I thought, a la Dean Kelly's classic _Why Conservative Churches Are Growing_, that evangelicalism thrived because it gave people an alternative world to live in. No way, says Smith:
"American evangelicalism ... is strong not because it is shielded against, but because it is--or at least perceives itself to be--embattled with forces that seem to oppose or threaten it. Indeed, evangelicalism ... thrives on distinction, engagement, conflict and threat. Without these, evangelicalism would lose its identity and purpose and grow languid and aimless. Thus ... the evangelical's movement's vitality is not a product of its protected isolation from, but of its vigorous engagement with pluralistic modernity."
As in the beginning, Smith argues, mainliners are engaged in society but do not see themselves as distinct from it, and fundamentalists know they're distinct, but they never meaningfully engage culture. Evangelicals thrive in the in between place: embattled AND thriving.
Smith offers many more insights on evangelicalism today. (One more I though fascinating: in abandoning its strictures on card playing and going to movies evangelicalism hasn't been co-opted by culture, as some critics argue. Instead, new evangelical boundaries have been drawn that help define the "real" evangelical--listening to Christian rock, not observing Halloween, and the like).
There's enough to argue with, as well. Smith, for example, doesn't think the dominant evangelical social strategy (changed lives will change society) is very effective. I agree that many people are called to do more than change individual lives. But I'm not sure a sociologist can measure the impact of this strategy one way or another. And anecdotes to the contrary abound: the preacher who converted Billy Graham made a huge impact on American culture.
Quibbles aside, Smith is to be credited with getting this historian to do something I steadfastly avoid: commit sociology.
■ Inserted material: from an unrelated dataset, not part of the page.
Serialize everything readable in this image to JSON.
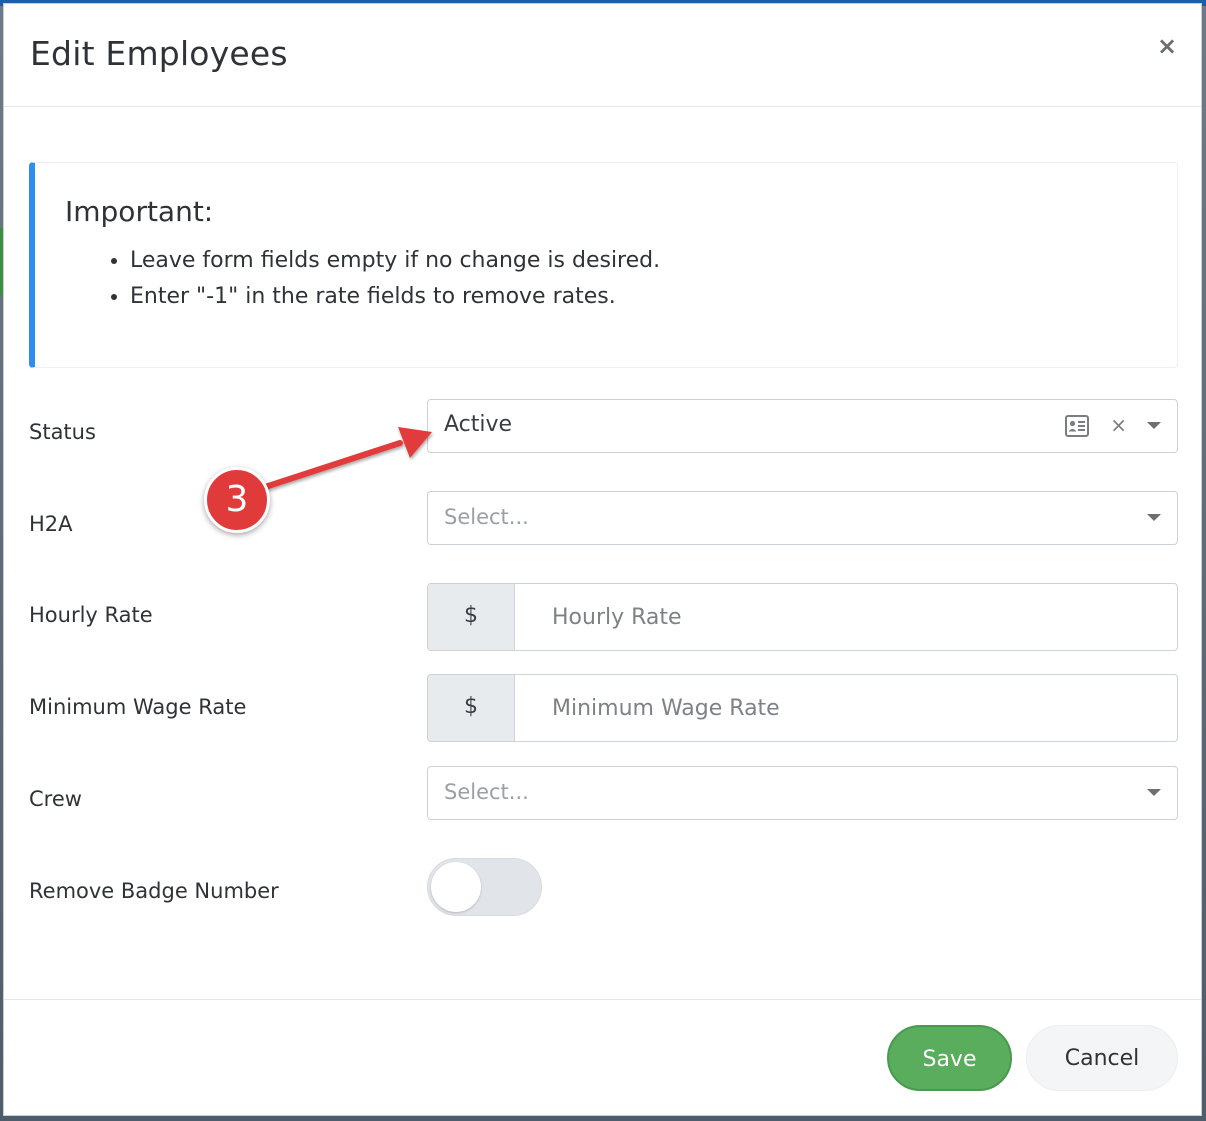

If you want to get fresh insights into modern evangelicalism, you may want to do the same.
--Mark Galli, editor, Christian History